## [Activity]
Whenever a line in the data holds the string "heading", copy that line.
(Beginning of Records provided)
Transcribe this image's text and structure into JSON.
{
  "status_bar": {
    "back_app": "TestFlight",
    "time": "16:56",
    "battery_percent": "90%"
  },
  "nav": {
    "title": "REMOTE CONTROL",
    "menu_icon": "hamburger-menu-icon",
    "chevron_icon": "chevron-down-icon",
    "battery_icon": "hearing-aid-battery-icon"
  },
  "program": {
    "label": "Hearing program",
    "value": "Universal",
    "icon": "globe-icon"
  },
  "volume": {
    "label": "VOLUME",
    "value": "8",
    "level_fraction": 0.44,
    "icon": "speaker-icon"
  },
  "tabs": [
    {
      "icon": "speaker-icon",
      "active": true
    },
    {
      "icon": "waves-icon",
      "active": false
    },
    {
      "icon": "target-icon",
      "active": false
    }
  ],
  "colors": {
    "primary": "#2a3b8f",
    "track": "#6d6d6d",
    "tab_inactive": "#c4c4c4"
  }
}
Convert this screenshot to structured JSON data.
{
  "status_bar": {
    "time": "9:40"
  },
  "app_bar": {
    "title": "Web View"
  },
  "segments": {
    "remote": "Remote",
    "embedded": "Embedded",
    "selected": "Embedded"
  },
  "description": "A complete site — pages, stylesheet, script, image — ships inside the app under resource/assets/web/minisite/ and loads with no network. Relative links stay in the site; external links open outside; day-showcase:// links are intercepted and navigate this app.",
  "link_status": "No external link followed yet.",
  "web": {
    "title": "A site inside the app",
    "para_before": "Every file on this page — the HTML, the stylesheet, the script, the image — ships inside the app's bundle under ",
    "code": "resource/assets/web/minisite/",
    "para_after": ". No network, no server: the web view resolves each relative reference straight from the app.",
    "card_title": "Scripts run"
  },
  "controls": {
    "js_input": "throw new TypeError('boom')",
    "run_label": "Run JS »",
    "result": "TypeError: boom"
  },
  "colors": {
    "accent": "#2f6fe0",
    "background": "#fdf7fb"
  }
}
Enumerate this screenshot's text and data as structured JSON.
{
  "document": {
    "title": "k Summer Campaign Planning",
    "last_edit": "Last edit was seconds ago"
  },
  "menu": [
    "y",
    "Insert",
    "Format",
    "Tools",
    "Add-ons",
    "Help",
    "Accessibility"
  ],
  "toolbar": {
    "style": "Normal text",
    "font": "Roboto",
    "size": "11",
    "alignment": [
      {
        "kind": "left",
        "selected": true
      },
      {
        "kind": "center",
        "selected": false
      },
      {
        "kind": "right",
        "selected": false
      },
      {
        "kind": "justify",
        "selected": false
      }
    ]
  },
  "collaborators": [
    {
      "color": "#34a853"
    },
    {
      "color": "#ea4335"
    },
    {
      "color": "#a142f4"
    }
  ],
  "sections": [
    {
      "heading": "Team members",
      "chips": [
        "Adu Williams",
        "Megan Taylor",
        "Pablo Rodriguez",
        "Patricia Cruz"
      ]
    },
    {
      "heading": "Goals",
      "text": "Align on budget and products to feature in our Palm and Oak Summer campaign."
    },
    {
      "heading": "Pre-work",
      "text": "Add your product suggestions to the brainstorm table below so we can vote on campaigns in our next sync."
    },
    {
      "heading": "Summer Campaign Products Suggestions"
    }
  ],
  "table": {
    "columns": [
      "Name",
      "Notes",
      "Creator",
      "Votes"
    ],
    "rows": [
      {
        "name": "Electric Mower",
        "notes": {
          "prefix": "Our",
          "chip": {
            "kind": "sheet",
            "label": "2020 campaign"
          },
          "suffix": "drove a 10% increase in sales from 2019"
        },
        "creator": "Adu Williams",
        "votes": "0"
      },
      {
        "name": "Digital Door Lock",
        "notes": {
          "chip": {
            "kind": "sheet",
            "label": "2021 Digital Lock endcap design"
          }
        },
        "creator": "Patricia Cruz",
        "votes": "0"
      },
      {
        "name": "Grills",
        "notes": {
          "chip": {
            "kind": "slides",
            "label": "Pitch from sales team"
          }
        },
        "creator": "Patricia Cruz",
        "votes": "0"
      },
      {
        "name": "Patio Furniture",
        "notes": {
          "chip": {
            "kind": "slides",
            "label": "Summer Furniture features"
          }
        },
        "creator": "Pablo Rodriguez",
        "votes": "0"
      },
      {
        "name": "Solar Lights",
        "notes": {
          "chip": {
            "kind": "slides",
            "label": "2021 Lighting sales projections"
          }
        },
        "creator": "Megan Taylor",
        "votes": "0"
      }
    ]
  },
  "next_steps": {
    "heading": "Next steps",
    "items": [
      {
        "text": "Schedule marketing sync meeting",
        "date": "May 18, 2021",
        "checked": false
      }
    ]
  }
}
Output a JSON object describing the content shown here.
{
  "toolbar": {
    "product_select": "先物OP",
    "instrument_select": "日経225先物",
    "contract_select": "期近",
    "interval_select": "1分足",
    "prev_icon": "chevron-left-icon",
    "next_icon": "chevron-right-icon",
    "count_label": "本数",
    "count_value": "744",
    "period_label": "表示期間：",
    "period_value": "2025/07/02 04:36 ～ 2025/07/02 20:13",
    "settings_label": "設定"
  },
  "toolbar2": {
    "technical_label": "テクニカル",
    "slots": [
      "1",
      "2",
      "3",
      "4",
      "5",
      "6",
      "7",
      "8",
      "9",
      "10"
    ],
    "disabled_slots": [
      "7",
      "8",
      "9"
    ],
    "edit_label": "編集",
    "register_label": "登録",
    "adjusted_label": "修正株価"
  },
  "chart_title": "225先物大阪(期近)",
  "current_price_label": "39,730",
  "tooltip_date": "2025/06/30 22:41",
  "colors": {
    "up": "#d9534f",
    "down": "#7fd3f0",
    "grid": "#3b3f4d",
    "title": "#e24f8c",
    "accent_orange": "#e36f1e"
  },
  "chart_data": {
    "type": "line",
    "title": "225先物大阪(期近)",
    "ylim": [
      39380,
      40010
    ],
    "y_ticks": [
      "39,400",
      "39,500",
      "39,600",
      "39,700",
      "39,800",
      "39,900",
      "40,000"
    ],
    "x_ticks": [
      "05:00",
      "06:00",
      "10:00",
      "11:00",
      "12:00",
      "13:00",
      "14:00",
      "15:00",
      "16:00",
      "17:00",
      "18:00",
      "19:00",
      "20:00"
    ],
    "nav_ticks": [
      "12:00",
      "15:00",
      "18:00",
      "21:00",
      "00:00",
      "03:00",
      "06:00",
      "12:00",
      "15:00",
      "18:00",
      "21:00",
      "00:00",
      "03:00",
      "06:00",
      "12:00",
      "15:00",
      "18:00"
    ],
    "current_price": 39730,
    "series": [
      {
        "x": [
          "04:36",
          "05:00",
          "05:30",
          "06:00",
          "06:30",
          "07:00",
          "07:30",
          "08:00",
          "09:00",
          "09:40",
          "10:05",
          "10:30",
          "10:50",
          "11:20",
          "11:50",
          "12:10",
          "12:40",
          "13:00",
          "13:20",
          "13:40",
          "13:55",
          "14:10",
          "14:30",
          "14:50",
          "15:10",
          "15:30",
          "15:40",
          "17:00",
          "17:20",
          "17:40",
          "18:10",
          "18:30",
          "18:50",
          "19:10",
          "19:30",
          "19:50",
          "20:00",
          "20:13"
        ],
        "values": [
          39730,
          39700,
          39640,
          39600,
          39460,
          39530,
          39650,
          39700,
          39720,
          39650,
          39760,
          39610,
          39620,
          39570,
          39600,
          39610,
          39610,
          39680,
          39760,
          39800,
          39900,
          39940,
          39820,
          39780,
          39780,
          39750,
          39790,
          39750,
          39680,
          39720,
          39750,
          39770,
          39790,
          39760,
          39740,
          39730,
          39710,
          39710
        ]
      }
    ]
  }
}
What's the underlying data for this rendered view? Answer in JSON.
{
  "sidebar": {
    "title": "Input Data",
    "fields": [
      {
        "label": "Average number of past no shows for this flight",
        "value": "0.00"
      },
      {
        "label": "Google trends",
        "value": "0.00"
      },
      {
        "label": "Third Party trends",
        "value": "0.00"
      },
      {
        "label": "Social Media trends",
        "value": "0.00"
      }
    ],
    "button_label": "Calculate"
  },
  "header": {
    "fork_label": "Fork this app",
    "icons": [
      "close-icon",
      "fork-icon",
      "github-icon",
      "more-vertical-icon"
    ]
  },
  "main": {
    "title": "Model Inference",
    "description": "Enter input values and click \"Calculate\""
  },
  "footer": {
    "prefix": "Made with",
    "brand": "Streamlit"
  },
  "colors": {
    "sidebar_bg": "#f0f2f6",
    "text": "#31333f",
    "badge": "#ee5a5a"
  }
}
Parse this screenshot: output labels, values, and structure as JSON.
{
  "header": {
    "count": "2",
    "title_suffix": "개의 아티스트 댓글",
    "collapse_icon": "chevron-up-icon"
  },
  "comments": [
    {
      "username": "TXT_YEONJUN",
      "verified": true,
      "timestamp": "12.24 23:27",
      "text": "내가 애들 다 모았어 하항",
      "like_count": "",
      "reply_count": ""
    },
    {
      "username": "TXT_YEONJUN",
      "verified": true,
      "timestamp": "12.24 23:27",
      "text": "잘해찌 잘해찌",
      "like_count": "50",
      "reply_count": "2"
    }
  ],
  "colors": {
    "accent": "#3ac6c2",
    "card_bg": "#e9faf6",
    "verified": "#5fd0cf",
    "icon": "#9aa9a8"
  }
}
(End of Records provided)
## [Exercise answer]
      "heading": "Team members",
      "heading": "Goals",
      "heading": "Pre-work",
      "heading": "Summer Campaign Products Suggestions"
    "heading": "Next steps",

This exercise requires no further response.